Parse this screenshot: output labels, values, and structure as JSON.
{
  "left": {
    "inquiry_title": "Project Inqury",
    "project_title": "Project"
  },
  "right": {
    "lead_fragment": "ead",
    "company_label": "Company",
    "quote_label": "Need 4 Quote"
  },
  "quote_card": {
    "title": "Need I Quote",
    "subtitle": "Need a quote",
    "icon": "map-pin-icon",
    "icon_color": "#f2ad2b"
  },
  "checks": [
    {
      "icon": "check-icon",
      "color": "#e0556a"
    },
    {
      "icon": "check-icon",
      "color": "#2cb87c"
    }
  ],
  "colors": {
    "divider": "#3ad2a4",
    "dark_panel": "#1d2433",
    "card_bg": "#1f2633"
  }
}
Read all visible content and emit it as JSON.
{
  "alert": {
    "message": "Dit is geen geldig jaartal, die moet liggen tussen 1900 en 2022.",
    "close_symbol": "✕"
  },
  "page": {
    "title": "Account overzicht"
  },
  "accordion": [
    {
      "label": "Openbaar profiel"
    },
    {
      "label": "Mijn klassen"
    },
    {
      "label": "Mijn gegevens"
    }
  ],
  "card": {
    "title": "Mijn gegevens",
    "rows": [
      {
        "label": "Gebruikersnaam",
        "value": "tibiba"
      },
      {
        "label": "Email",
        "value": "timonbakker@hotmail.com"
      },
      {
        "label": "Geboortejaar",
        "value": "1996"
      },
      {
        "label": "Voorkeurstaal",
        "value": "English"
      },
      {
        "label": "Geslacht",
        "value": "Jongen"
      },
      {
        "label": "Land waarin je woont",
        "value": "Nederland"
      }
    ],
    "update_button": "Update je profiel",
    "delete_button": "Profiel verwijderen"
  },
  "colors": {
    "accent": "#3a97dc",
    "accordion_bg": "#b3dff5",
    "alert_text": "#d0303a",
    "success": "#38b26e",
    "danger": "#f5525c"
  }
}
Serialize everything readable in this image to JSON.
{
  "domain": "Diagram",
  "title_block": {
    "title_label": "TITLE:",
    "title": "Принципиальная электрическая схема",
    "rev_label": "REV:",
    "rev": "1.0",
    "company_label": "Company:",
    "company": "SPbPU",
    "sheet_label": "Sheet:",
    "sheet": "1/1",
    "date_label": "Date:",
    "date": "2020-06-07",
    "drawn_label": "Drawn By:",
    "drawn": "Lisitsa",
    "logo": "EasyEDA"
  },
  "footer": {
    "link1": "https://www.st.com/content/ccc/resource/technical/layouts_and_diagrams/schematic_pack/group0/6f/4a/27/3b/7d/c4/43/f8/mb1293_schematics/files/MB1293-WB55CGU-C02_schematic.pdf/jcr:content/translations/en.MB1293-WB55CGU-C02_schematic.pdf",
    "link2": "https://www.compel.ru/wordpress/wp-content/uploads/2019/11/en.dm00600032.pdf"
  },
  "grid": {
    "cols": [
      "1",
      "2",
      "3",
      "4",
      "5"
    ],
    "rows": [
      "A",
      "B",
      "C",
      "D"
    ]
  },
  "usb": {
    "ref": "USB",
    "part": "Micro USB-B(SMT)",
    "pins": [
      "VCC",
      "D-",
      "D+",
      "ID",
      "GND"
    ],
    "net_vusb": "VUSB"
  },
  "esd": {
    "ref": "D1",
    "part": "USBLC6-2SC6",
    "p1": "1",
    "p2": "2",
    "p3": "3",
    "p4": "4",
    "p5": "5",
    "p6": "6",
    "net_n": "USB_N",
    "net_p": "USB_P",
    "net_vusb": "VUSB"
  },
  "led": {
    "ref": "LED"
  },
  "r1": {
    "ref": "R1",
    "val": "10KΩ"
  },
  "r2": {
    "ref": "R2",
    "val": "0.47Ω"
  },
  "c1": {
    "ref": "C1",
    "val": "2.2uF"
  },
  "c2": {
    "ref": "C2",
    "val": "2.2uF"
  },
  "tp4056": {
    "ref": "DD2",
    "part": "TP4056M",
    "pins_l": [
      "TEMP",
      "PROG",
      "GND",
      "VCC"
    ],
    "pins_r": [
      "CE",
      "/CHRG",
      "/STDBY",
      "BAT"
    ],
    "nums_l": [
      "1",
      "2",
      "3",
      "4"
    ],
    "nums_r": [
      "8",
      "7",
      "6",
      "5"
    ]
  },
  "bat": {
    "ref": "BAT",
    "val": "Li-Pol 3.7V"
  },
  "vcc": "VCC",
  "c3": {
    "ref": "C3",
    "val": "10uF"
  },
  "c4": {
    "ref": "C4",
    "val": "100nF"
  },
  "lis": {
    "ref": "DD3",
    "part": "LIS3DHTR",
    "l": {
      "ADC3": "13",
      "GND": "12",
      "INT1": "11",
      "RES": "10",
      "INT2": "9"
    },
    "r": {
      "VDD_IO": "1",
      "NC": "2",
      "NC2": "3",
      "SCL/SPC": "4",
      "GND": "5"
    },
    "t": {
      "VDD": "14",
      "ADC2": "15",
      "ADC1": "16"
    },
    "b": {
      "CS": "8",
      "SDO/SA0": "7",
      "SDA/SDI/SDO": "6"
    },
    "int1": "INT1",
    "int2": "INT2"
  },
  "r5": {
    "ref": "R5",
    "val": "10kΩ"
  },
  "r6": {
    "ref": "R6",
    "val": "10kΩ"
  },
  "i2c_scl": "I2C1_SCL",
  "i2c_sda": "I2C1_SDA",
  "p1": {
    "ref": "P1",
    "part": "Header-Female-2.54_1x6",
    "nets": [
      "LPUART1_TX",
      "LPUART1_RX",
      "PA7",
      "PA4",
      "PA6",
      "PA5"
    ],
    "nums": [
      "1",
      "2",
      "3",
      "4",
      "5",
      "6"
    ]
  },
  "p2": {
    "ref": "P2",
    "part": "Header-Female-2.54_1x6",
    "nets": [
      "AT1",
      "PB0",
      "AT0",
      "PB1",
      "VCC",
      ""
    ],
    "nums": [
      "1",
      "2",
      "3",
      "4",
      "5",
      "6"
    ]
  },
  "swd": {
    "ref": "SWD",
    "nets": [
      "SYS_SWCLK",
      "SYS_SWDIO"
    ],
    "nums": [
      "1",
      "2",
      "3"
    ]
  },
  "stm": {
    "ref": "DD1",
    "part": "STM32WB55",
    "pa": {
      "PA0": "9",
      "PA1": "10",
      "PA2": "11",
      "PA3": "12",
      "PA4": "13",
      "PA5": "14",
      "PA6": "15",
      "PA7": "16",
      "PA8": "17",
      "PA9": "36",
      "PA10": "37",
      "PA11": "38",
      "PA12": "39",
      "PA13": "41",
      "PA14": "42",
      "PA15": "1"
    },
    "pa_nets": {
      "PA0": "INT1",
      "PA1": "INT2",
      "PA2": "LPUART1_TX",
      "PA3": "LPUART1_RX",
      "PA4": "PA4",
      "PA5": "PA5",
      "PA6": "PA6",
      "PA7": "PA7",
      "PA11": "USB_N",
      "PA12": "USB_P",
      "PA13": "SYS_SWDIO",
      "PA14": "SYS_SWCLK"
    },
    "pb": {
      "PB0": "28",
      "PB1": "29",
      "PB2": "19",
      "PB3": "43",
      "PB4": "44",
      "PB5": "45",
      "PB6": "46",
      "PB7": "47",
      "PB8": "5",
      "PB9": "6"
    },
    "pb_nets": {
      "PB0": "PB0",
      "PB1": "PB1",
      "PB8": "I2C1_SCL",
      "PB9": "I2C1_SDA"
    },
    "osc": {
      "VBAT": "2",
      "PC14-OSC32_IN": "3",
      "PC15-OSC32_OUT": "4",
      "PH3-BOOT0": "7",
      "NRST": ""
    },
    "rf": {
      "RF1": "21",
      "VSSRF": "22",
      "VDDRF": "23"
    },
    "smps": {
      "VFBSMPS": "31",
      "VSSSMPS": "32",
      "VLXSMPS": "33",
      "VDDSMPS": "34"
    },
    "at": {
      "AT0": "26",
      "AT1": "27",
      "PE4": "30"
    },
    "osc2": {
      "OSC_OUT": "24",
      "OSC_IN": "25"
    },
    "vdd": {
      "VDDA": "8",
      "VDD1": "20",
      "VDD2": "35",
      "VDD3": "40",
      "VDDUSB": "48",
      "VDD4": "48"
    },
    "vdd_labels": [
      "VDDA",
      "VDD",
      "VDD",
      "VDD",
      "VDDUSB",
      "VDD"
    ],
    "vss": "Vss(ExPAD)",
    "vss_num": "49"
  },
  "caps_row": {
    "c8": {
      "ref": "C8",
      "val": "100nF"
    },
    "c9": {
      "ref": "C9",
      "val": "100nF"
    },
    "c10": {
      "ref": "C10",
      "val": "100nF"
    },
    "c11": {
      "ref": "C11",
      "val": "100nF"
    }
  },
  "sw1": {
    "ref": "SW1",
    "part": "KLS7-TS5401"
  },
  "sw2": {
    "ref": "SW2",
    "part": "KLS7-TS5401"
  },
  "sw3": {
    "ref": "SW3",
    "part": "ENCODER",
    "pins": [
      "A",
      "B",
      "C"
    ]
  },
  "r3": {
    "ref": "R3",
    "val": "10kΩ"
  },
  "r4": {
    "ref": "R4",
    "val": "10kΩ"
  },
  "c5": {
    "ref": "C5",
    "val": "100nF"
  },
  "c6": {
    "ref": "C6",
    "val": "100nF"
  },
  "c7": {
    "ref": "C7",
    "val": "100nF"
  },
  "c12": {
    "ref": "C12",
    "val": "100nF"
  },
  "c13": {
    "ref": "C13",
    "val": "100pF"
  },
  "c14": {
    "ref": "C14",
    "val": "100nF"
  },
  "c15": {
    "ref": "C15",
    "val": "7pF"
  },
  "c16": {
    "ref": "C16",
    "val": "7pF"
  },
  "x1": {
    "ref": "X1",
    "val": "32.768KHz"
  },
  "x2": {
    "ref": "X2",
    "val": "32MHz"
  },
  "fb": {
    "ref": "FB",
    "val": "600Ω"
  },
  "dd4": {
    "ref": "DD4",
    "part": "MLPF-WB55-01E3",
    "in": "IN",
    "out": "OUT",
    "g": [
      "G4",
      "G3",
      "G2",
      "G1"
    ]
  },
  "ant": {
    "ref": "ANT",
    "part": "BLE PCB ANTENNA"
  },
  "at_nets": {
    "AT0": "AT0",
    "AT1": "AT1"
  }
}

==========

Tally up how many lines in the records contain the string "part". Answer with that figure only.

12